I spend a fair amount of time thinking about listening these days. With all the sounds competing for my attention, listening is more difficult than ever today.  You know what these sounds are—constant “breaking” news on cable, Facebook, Tweet and ‘new’ news alerts and a cacophony of just plain noise!

In the midst of this maelstrom of audio interruption are the voices that are important—those of our children, spouses, colleagues and friends’ who merely want us to hear their hearts.     Stopping to really listen is vital not only to them but also to our own sense of wellbeing and peace.  I speak to leaders about being fully present for those with whom they work.  It resonates for them but, like me, they find it hard to prioritize this essential practice.  My friends and former employers, the Sisters of Mercy explained to me that ‘presence’ was, for them, a charism—literally, GRACE.

I remember this lesson from years ago in all that I do and on good days practice it reasonably well.  When I sit with someone in my office or visit with them in the hall, I work hard to tune out distractions like the ringing phone(s), the clock and e-mail in order to really be with—be present for—this most important person at this moment.

I am reading Anam Cara (“Soul friend”) by the late poet and philosopher, John O’Donohue right now and the following words about listening surprised and inspired me:

“With the sense of hearing, we listen to creation…Sometimes we listen to things, but we never hear them.  True listening brings us in touch even with that which is unsaid and unsayable.  Sometimes the most important thresholds of mystery are places of silence.”

That’s setting the bar even higher, isn’t it?  To listen not only to the spoken but to the unspoken:  The joy, hope, fear, or anticipation that is so often contained in the ‘between the lines’ stuff.  This week, as a husband, Dad, leader and friend, I am going to be intentional about listening for the silence.

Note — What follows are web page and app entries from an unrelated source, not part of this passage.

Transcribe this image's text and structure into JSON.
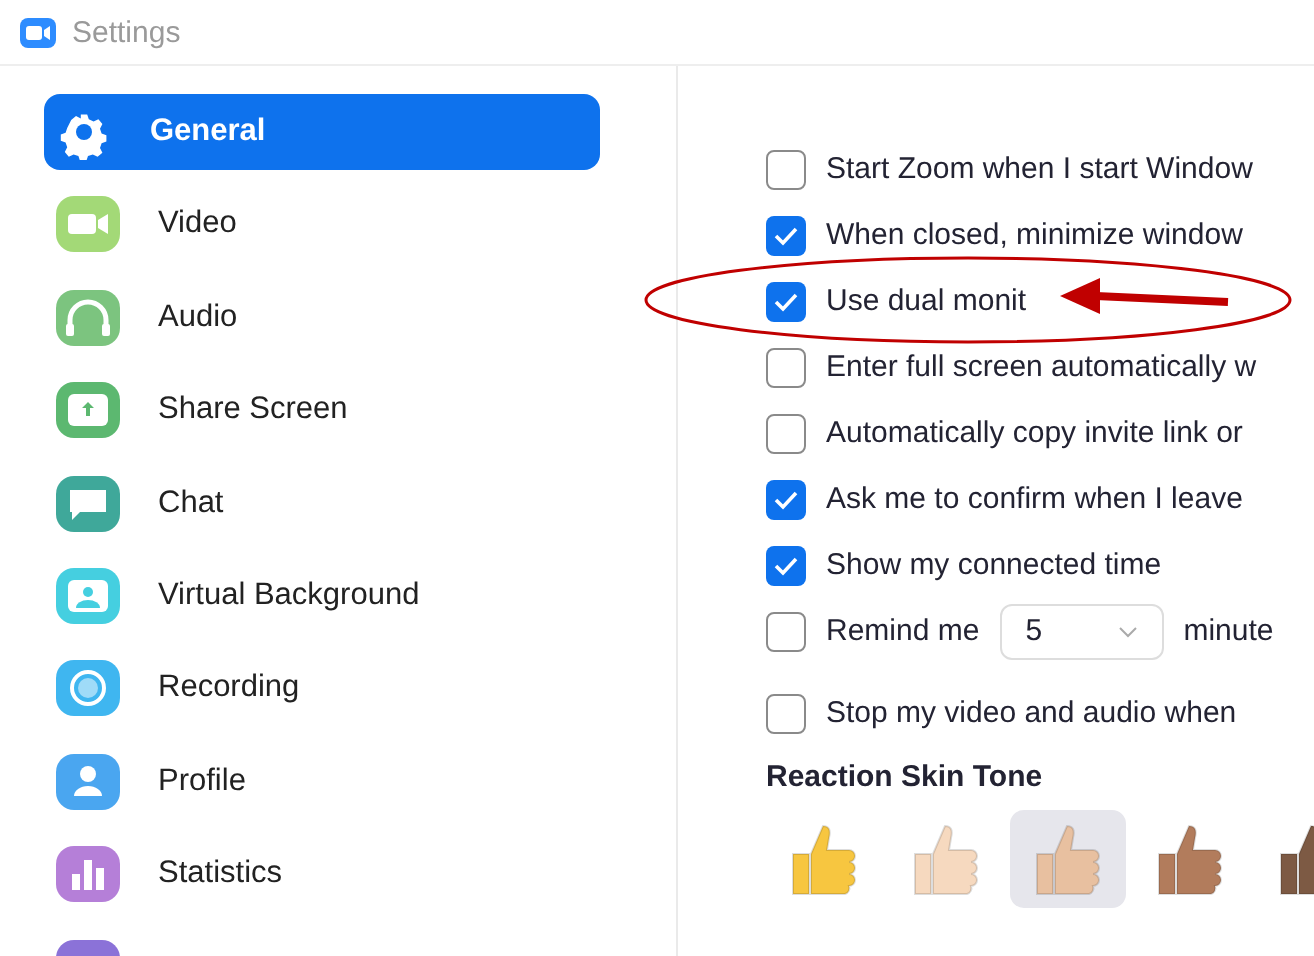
{
  "window": {
    "title": "Settings"
  },
  "sidebar": {
    "items": [
      {
        "label": "General",
        "selected": true,
        "color": "#ffffff"
      },
      {
        "label": "Video",
        "selected": false,
        "color": "#a3d977"
      },
      {
        "label": "Audio",
        "selected": false,
        "color": "#7cc47f"
      },
      {
        "label": "Share Screen",
        "selected": false,
        "color": "#5cb870"
      },
      {
        "label": "Chat",
        "selected": false,
        "color": "#3fa89a"
      },
      {
        "label": "Virtual Background",
        "selected": false,
        "color": "#45cfe0"
      },
      {
        "label": "Recording",
        "selected": false,
        "color": "#3fb6f0"
      },
      {
        "label": "Profile",
        "selected": false,
        "color": "#4aa6f0"
      },
      {
        "label": "Statistics",
        "selected": false,
        "color": "#b57fd8"
      },
      {
        "selected": false,
        "color": "#8b72d8"
      }
    ]
  },
  "options": [
    {
      "kind": "checkbox",
      "label": "Start Zoom when I start Window",
      "checked": false
    },
    {
      "kind": "checkbox",
      "label": "When closed, minimize window",
      "checked": true
    },
    {
      "kind": "checkbox",
      "label": "Use dual monit",
      "checked": true
    },
    {
      "kind": "checkbox",
      "label": "Enter full screen automatically w",
      "checked": false
    },
    {
      "kind": "checkbox",
      "label": "Automatically copy invite link or",
      "checked": false
    },
    {
      "kind": "checkbox",
      "label": "Ask me to confirm when I leave",
      "checked": true
    },
    {
      "kind": "checkbox",
      "label": "Show my connected time",
      "checked": true
    },
    {
      "kind": "reminder",
      "label": "Remind me",
      "checked": false,
      "value": "5",
      "suffix": "minute"
    },
    {
      "kind": "checkbox",
      "label": "Stop my video and audio when",
      "checked": false
    }
  ],
  "skin_tone": {
    "title": "Reaction Skin Tone",
    "tones": [
      {
        "color": "#f7c640",
        "selected": false
      },
      {
        "color": "#f6d9bf",
        "selected": false
      },
      {
        "color": "#e8c0a0",
        "selected": true
      },
      {
        "color": "#b27c5c",
        "selected": false
      },
      {
        "color": "#7d5a44",
        "selected": false
      }
    ]
  }
}
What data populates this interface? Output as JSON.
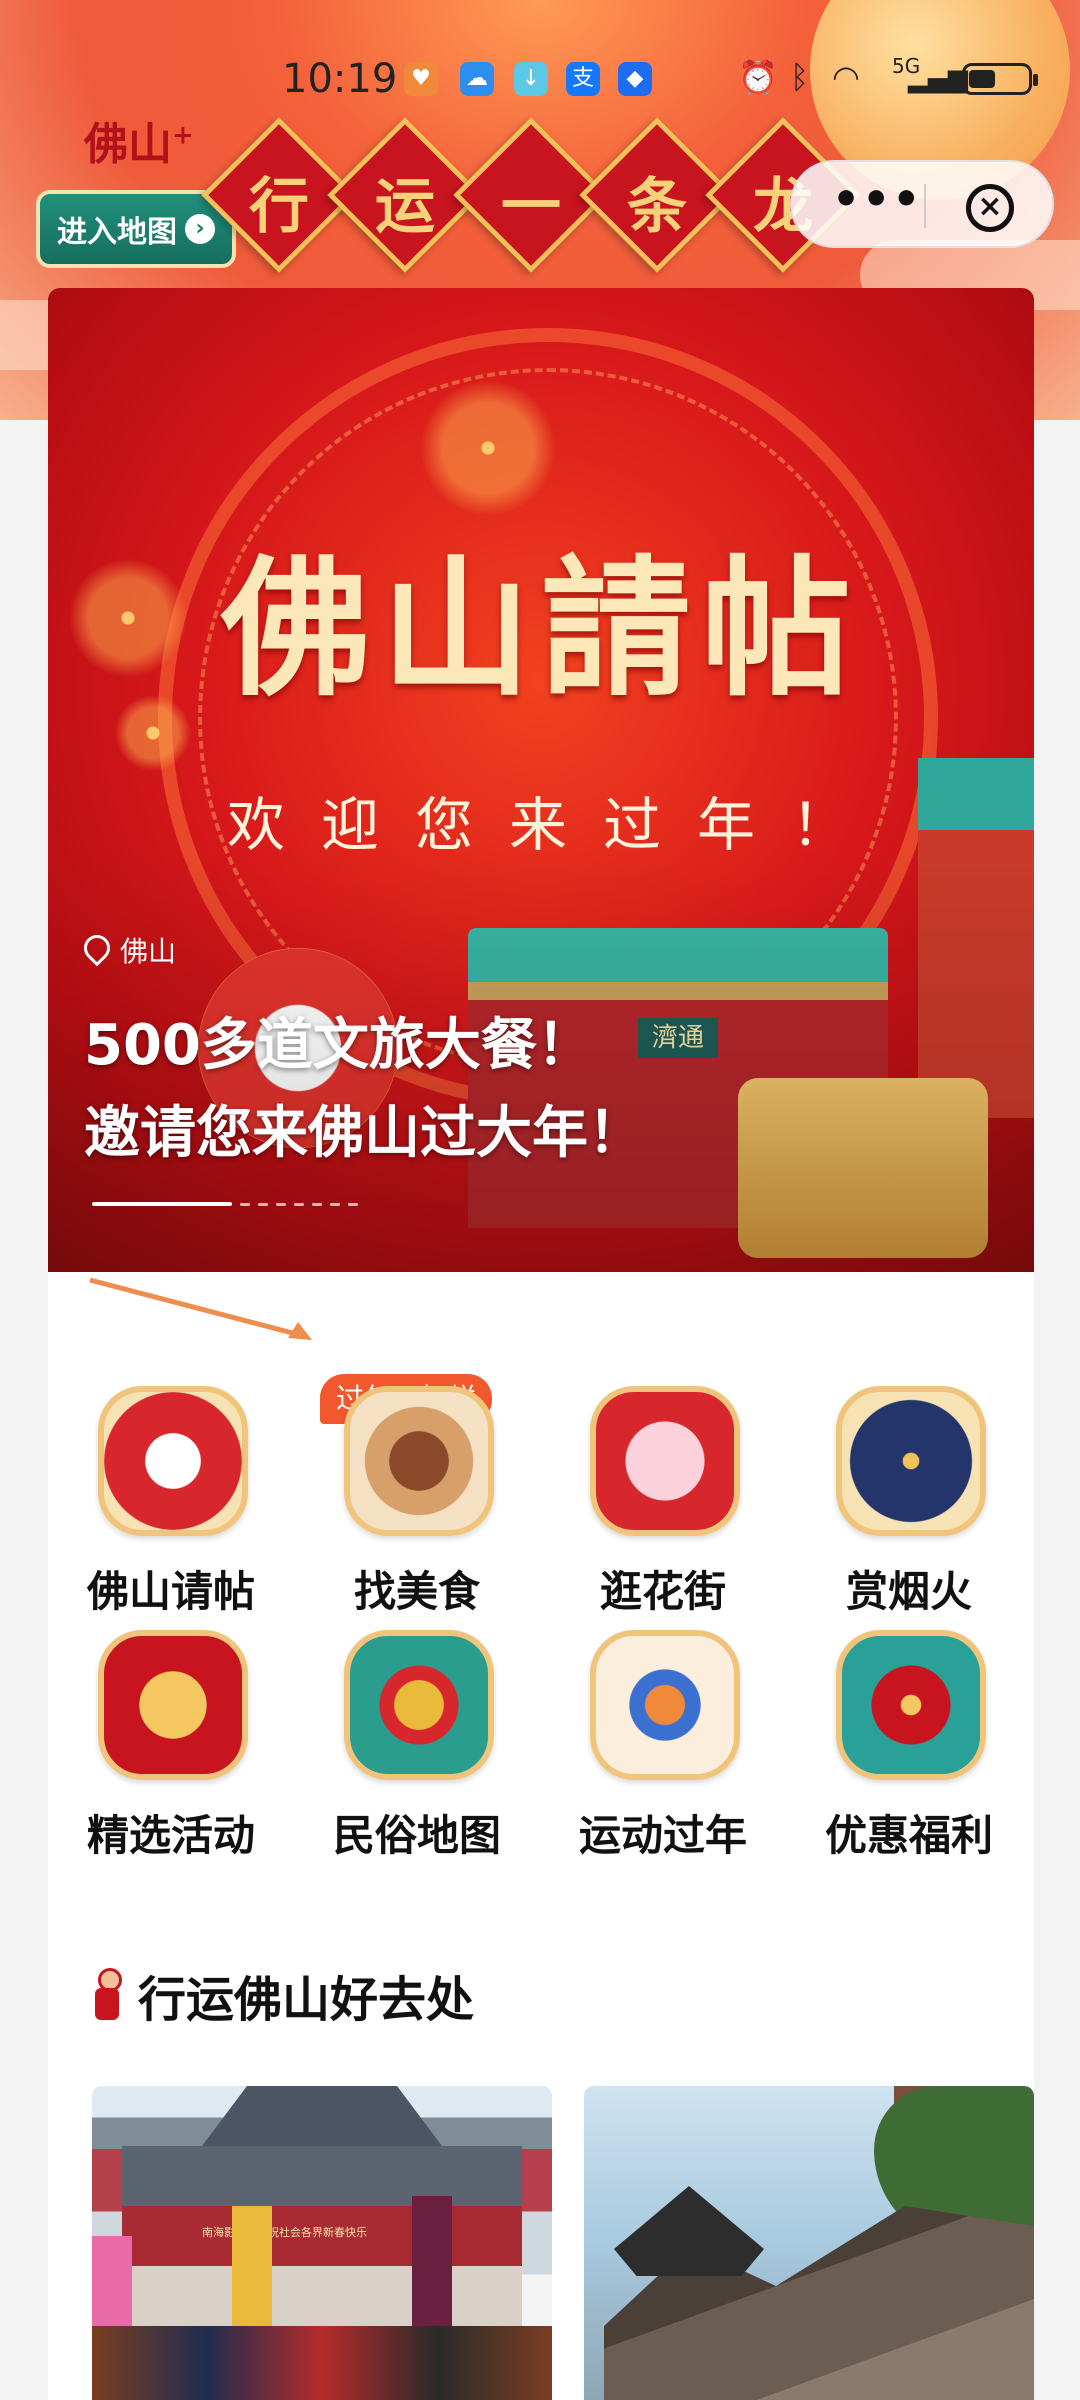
{
  "status_bar": {
    "time": "10:19",
    "network": "5G"
  },
  "header": {
    "brand": "佛山",
    "brand_plus": "+",
    "map_button": "进入地图",
    "map_button_icon": "chevron-right-icon",
    "slogan": [
      "行",
      "运",
      "一",
      "条",
      "龙"
    ],
    "more_icon": "more-dots-icon",
    "close_icon": "close-circle-icon"
  },
  "banner": {
    "title": "佛山請帖",
    "subtitle": "欢迎您来过年！",
    "gate_sign": "濟通",
    "location": "佛山",
    "headline_1": "500多道文旅大餐！",
    "headline_2": "邀请您来佛山过大年！"
  },
  "grid": {
    "tag": "过年不打烊",
    "items": [
      {
        "label": "佛山请帖",
        "icon": "lion-dance-icon"
      },
      {
        "label": "找美食",
        "icon": "food-platter-icon"
      },
      {
        "label": "逛花街",
        "icon": "flower-icon"
      },
      {
        "label": "赏烟火",
        "icon": "fireworks-icon"
      },
      {
        "label": "精选活动",
        "icon": "gong-icon"
      },
      {
        "label": "民俗地图",
        "icon": "dragon-icon"
      },
      {
        "label": "运动过年",
        "icon": "skateboard-icon"
      },
      {
        "label": "优惠福利",
        "icon": "lucky-bag-icon"
      }
    ]
  },
  "section": {
    "title": "行运佛山好去处",
    "cards": [
      {
        "caption": "南海影视城恭祝社会各界新春快乐"
      },
      {
        "caption": ""
      }
    ]
  },
  "colors": {
    "primary_red": "#c8141f",
    "gold": "#f1c47c",
    "teal": "#1a7a68",
    "tag_orange": "#f2572d"
  }
}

This blog will speak to things personal and professional.  My hope is that it will resonate with you.  Stopping will be central to everything I discuss here.  Stopping for a moment to notice.  Stopping for a moment to care.  Stopping for a moment to take a breath.  I hope you find encouragement, insight and perhaps relief here.  Thanks for stopping by…